Exercise instructions>
Please set down every entry again exactly as it stands, without the pictures.

————————

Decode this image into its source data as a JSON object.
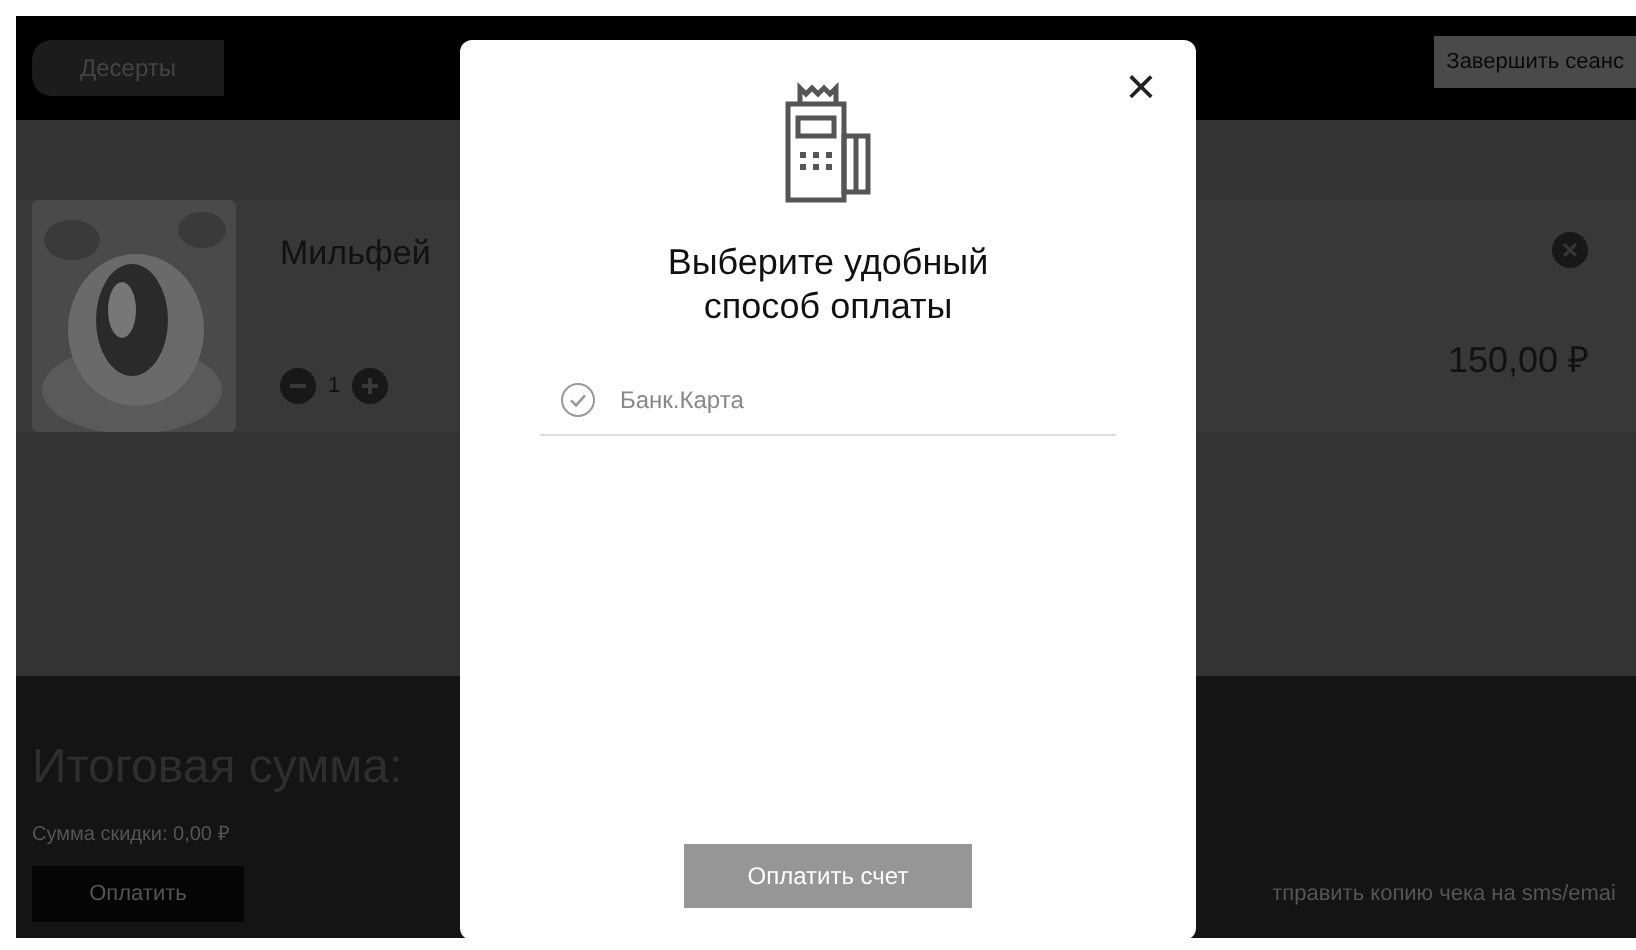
{
  "header": {
    "back_button": "Десерты",
    "end_session_button": "Завершить сеанс"
  },
  "cart_items": [
    {
      "name": "Мильфей",
      "quantity": "1",
      "price": "150,00 ₽"
    }
  ],
  "footer": {
    "total_label": "Итоговая сумма:",
    "discount": "Сумма скидки: 0,00 ₽",
    "pay_button": "Оплатить",
    "send_receipt_link": "тправить копию чека на sms/emai"
  },
  "payment_dialog": {
    "title": "Выберите удобный способ оплаты",
    "close": "×",
    "methods": [
      {
        "label": "Банк.Карта",
        "selected": false
      }
    ],
    "submit_button": "Оплатить счет"
  }
}
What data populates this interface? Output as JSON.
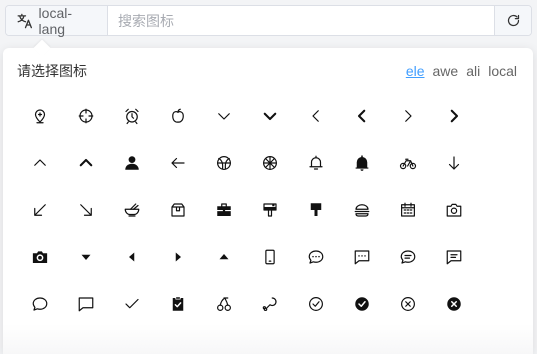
{
  "search": {
    "prefix_icon": "translate-icon",
    "prefix_label": "local-lang",
    "placeholder": "搜索图标",
    "value": "",
    "refresh_icon": "refresh-icon"
  },
  "popover": {
    "title": "请选择图标",
    "tabs": [
      {
        "label": "ele",
        "active": true
      },
      {
        "label": "awe",
        "active": false
      },
      {
        "label": "ali",
        "active": false
      },
      {
        "label": "local",
        "active": false
      }
    ],
    "icons": [
      "location-pin-icon",
      "aim-icon",
      "alarm-clock-icon",
      "apple-icon",
      "arrow-down-icon",
      "arrow-down-bold-icon",
      "arrow-left-icon",
      "arrow-left-bold-icon",
      "arrow-right-icon",
      "arrow-right-bold-icon",
      "arrow-up-icon",
      "arrow-up-bold-icon",
      "user-filled-icon",
      "back-icon",
      "basketball-icon",
      "baseball-icon",
      "bell-icon",
      "bell-filled-icon",
      "bicycle-icon",
      "bottom-icon",
      "bottom-left-icon",
      "bottom-right-icon",
      "bowl-icon",
      "box-icon",
      "briefcase-icon",
      "brush-filled-icon",
      "brush-icon",
      "burger-icon",
      "calendar-icon",
      "camera-icon",
      "camera-filled-icon",
      "caret-bottom-icon",
      "caret-left-icon",
      "caret-right-icon",
      "caret-top-icon",
      "cellphone-icon",
      "chat-dot-round-icon",
      "chat-dot-square-icon",
      "chat-line-round-icon",
      "chat-line-square-icon",
      "chat-round-icon",
      "chat-square-icon",
      "check-icon",
      "checked-icon",
      "cherry-icon",
      "chicken-icon",
      "circle-check-icon",
      "circle-check-filled-icon",
      "circle-close-icon",
      "circle-close-filled-icon"
    ]
  }
}
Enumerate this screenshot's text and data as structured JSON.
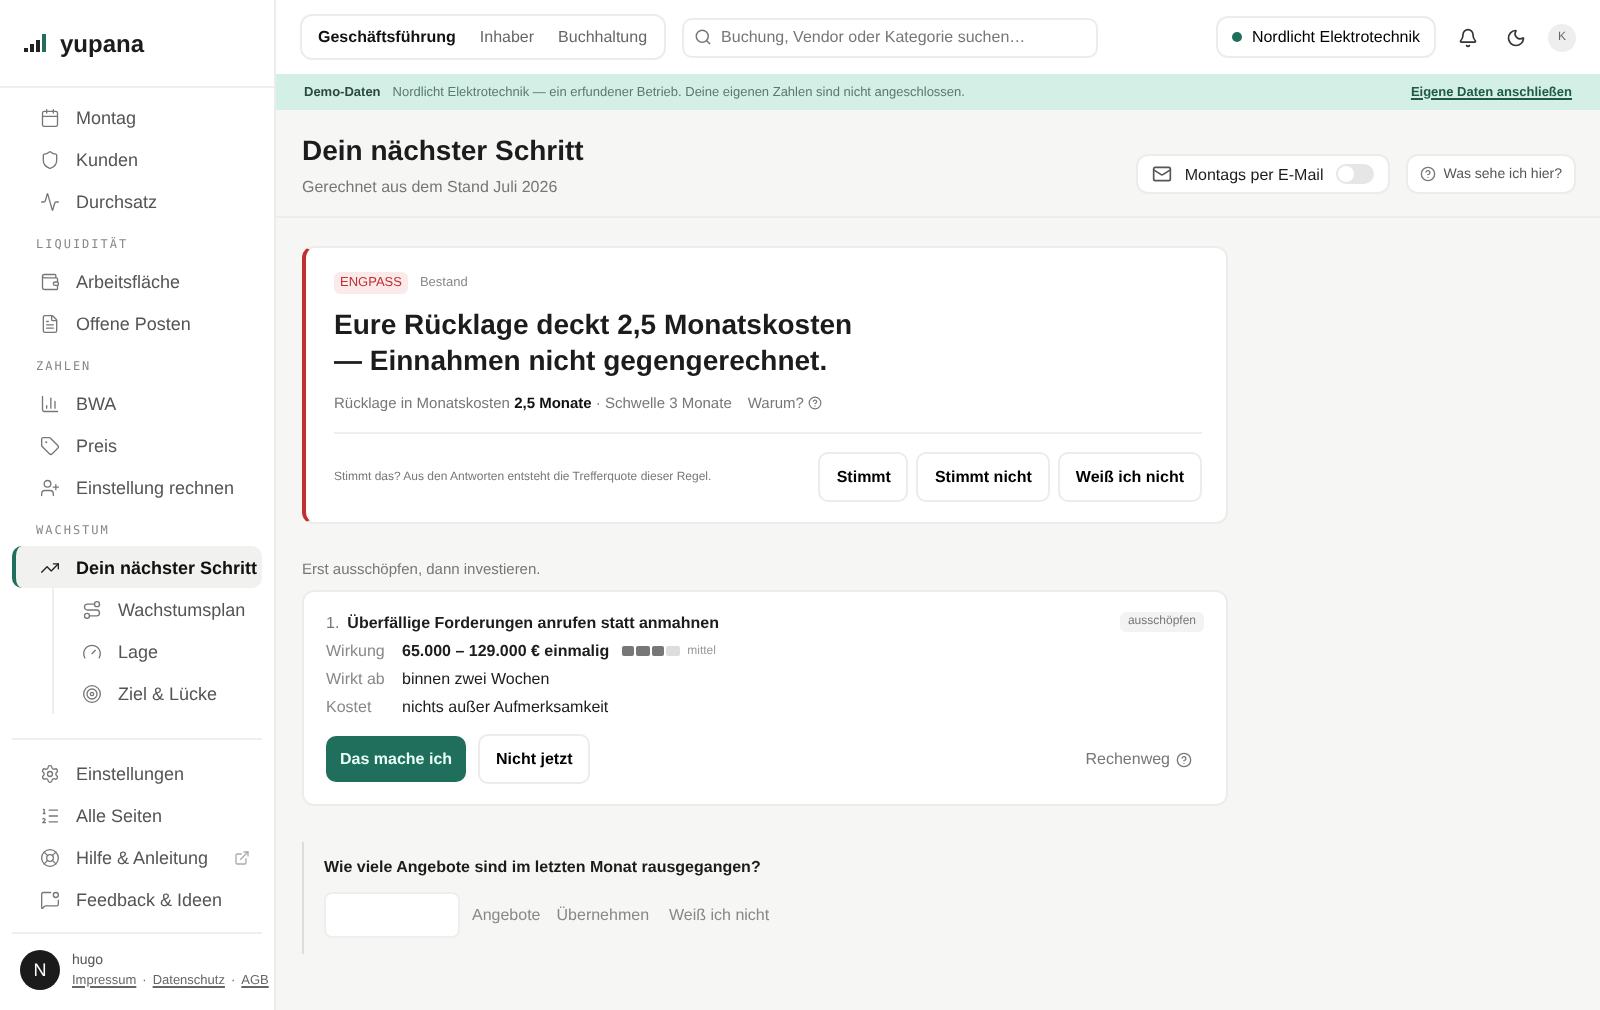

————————

Response below>
Decode this image into its source data as a JSON object.
{
  "header": {
    "back_button": "Десерты",
    "end_session_button": "Завершить сеанс"
  },
  "cart_items": [
    {
      "name": "Мильфей",
      "quantity": "1",
      "price": "150,00 ₽"
    }
  ],
  "footer": {
    "total_label": "Итоговая сумма:",
    "discount": "Сумма скидки: 0,00 ₽",
    "pay_button": "Оплатить",
    "send_receipt_link": "тправить копию чека на sms/emai"
  },
  "payment_dialog": {
    "title": "Выберите удобный способ оплаты",
    "close": "×",
    "methods": [
      {
        "label": "Банк.Карта",
        "selected": false
      }
    ],
    "submit_button": "Оплатить счет"
  }
}
What data populates this interface? Output as JSON.
{
  "search": {
    "prefix_icon": "translate-icon",
    "prefix_label": "local-lang",
    "placeholder": "搜索图标",
    "value": "",
    "refresh_icon": "refresh-icon"
  },
  "popover": {
    "title": "请选择图标",
    "tabs": [
      {
        "label": "ele",
        "active": true
      },
      {
        "label": "awe",
        "active": false
      },
      {
        "label": "ali",
        "active": false
      },
      {
        "label": "local",
        "active": false
      }
    ],
    "icons": [
      "location-pin-icon",
      "aim-icon",
      "alarm-clock-icon",
      "apple-icon",
      "arrow-down-icon",
      "arrow-down-bold-icon",
      "arrow-left-icon",
      "arrow-left-bold-icon",
      "arrow-right-icon",
      "arrow-right-bold-icon",
      "arrow-up-icon",
      "arrow-up-bold-icon",
      "user-filled-icon",
      "back-icon",
      "basketball-icon",
      "baseball-icon",
      "bell-icon",
      "bell-filled-icon",
      "bicycle-icon",
      "bottom-icon",
      "bottom-left-icon",
      "bottom-right-icon",
      "bowl-icon",
      "box-icon",
      "briefcase-icon",
      "brush-filled-icon",
      "brush-icon",
      "burger-icon",
      "calendar-icon",
      "camera-icon",
      "camera-filled-icon",
      "caret-bottom-icon",
      "caret-left-icon",
      "caret-right-icon",
      "caret-top-icon",
      "cellphone-icon",
      "chat-dot-round-icon",
      "chat-dot-square-icon",
      "chat-line-round-icon",
      "chat-line-square-icon",
      "chat-round-icon",
      "chat-square-icon",
      "check-icon",
      "checked-icon",
      "cherry-icon",
      "chicken-icon",
      "circle-check-icon",
      "circle-check-filled-icon",
      "circle-close-icon",
      "circle-close-filled-icon"
    ]
  }
}
Enumerate this screenshot's text and data as structured JSON.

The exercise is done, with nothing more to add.